Interviewing the Educators: A Talk With Professor Brad Hyatt
Construction management education, labor shortages and the future of AEC
Professor Brad Hyatt is at the forefront of a movement to bring construction into the 21st century. An associate professor and chair of the Department of Construction Management in the Lyles College of Engineering at California State University, Fresno, Hyatt teaches courses on a wide array of construction management skills and conducts research on data and predictive analytics in construction, leadership in construction, lean construction practices, and integrating technology into construction education. In addition to his work preparing future generations to build their world, Hyatt is a working engineer with over 20 years of experience in program and project management of facilities, engineering and construction projects.
His broad expertise includes sustainable design and construction, facilities management, construction management, capital improvements planning, energy management, disaster response and construction work force shaping. Hyatt has managed a variety of projects from a large, complex replacement hospital to small fuel tank renovations. In other words, when it comes to construction, Hyatt has got the goods. We recently spoke with him about technology in AEC, tools for teaching and where the industry is headed.
StrXur: How has technology changed the AEC industry?
Hyatt: This is a very exciting time for the AEC industry. Technology seems to be changing on a daily basis. Many of our students are very excited about these changes and look forward to being part of the solution as they will help companies integrate this technology. I firmly believe that technology will look very different in just a few short years. This is an exciting time, but it will also place stress on many companies that are not prepared to effectively incorporate these technologies. Most AEC companies are risk averse with little (or no) budget for research and development. This means that they have to wait until technologies are proven in the industry.

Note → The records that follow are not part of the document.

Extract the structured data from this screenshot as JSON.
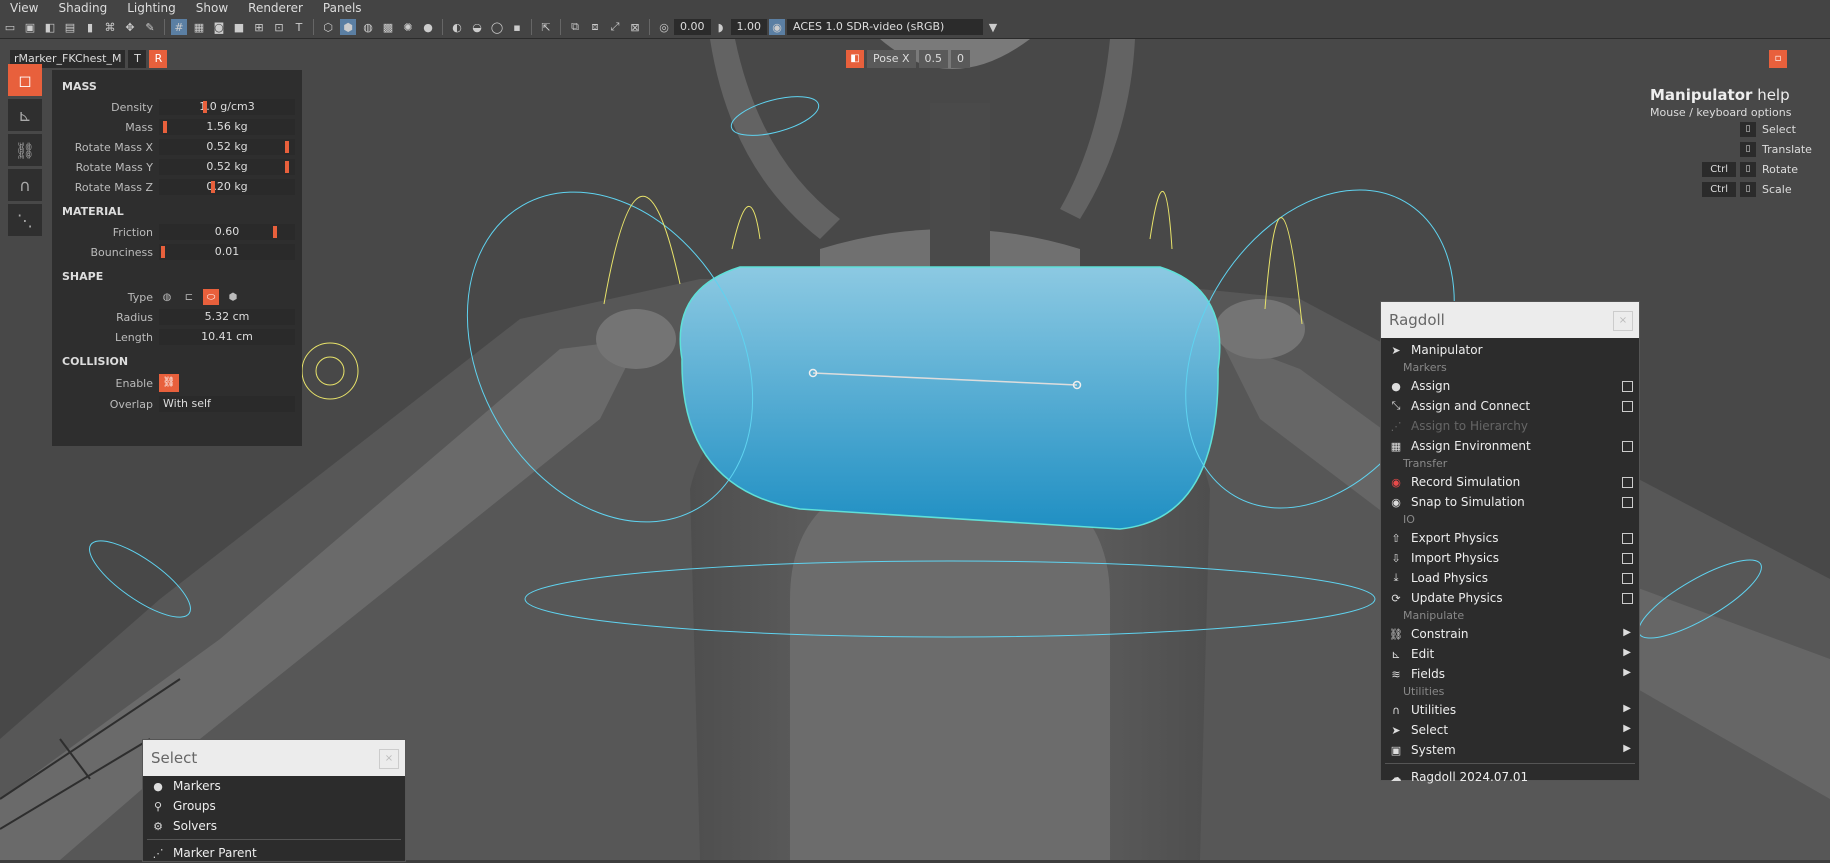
{
  "menu": [
    "View",
    "Shading",
    "Lighting",
    "Show",
    "Renderer",
    "Panels"
  ],
  "toolbar": {
    "exposure": "0.00",
    "gamma": "1.00",
    "colorspace": "ACES 1.0 SDR-video (sRGB)"
  },
  "marker": {
    "name": "rMarker_FKChest_M",
    "t_label": "T",
    "r_label": "R"
  },
  "properties": {
    "mass_header": "MASS",
    "density_label": "Density",
    "density": "1.0 g/cm3",
    "mass_label": "Mass",
    "mass": "1.56 kg",
    "rmx_label": "Rotate Mass X",
    "rmx": "0.52 kg",
    "rmy_label": "Rotate Mass Y",
    "rmy": "0.52 kg",
    "rmz_label": "Rotate Mass Z",
    "rmz": "0.20 kg",
    "material_header": "MATERIAL",
    "friction_label": "Friction",
    "friction": "0.60",
    "bounciness_label": "Bounciness",
    "bounciness": "0.01",
    "shape_header": "SHAPE",
    "type_label": "Type",
    "radius_label": "Radius",
    "radius": "5.32 cm",
    "length_label": "Length",
    "length": "10.41 cm",
    "collision_header": "COLLISION",
    "enable_label": "Enable",
    "overlap_label": "Overlap",
    "overlap": "With self"
  },
  "pose": {
    "label": "Pose X",
    "value1": "0.5",
    "value2": "0"
  },
  "help": {
    "title_bold": "Manipulator",
    "title_rest": " help",
    "subtitle": "Mouse / keyboard options",
    "select": "Select",
    "translate": "Translate",
    "rotate": "Rotate",
    "scale": "Scale",
    "ctrl": "Ctrl"
  },
  "ragdoll": {
    "title": "Ragdoll",
    "manipulator": "Manipulator",
    "markers_header": "Markers",
    "assign": "Assign",
    "assign_connect": "Assign and Connect",
    "assign_hierarchy": "Assign to Hierarchy",
    "assign_environment": "Assign Environment",
    "transfer_header": "Transfer",
    "record": "Record Simulation",
    "snap": "Snap to Simulation",
    "io_header": "IO",
    "export": "Export Physics",
    "import": "Import Physics",
    "load": "Load Physics",
    "update": "Update Physics",
    "manipulate_header": "Manipulate",
    "constrain": "Constrain",
    "edit": "Edit",
    "fields": "Fields",
    "utilities_header": "Utilities",
    "utilities": "Utilities",
    "select": "Select",
    "system": "System",
    "version": "Ragdoll 2024.07.01"
  },
  "select_popup": {
    "title": "Select",
    "markers": "Markers",
    "groups": "Groups",
    "solvers": "Solvers",
    "marker_parent": "Marker Parent"
  },
  "colors": {
    "accent": "#e8603c",
    "capsule": "#3fa9d6",
    "wire": "#5fd3f0",
    "yellow": "#e8e36a"
  }
}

StrXur: What do you think is the biggest challenge future AEC professionals will face?
Hyatt: I believe that the biggest challenges for future AEC professionals will be related to labor shortages and an increased focus on making sure that technologies truly add value to projects. This will mean that an AEC professional will need to know how to evaluate as well as implement technologies. It will also place more pressure on professionals to effectively leverage technology to do the work in areas with the most labor shortages. The companies that are able to address these needs in the most efficient manner will be best positioned for increased opportunities and revenues. Data science and data analytics will provide AEC professionals with the insights necessary to identify and address these needs. Managing data and information will be the biggest challenge, but provide the biggest opportunity for the AEC industry in the coming years.
StrXur: How do you use Bluebeam Revu in the classroom?
Hyatt: We use Revu in the classroom in several different ways. The first way is by teaching basic quantity takeoff functionality in our sophomore-level course titled Construction Documents. This course ultimately requires students to learn how to perform various quantity takeoffs and about various types of construction specifications. This is a very important class in our curriculum as it provides a venue for us to begin discussing how technology is used within the construction industry. Most of our upper level courses also use Revu in some form. These courses include construction estimating, construction scheduling and construction project controls. We do our best to ensure that students not only learn the basic functions of Revu but also more advanced functions as well.
StrXur: What has some of the feedback from students been after you’ve taught them Revu?
Hyatt: Many students are excited that they get to be introduced to Revu early in our curriculum. Most of them will utilize Revu in their projects during internships and after they leave our program. Therefore, introducing it early in their studies is essential.
StrXur: What other technologies do you consider essential for people who plan to work in AEC?
Hyatt: A good online project management system and an integrated document control system. These are critical for managing any project. There many platforms available, but we utilize Procore and have done so for the past decade. Additionally, students need to get hands-on with many different technologies such AutoCAD, BIM, data analytics, drones, AR, VR and total stations for surveying, to name a few.
StrXur: How has your view of technology in the AEC workplace evolved over the years?
Hyatt: My view of technology hasn’t really changed over the years. I’ve always seen technology as something that is necessary and required for professionals within our industry. However, what has changed is the speed in which technology is integrated in the AEC industry. As I previously stated, the “winners” in our industry will be those that can quickly leverage technology and information to make smart decisions and to position their firms for success. The speed of change will only increase, so our AEC professionals must learn how to quickly adjust in this fast-paced environment.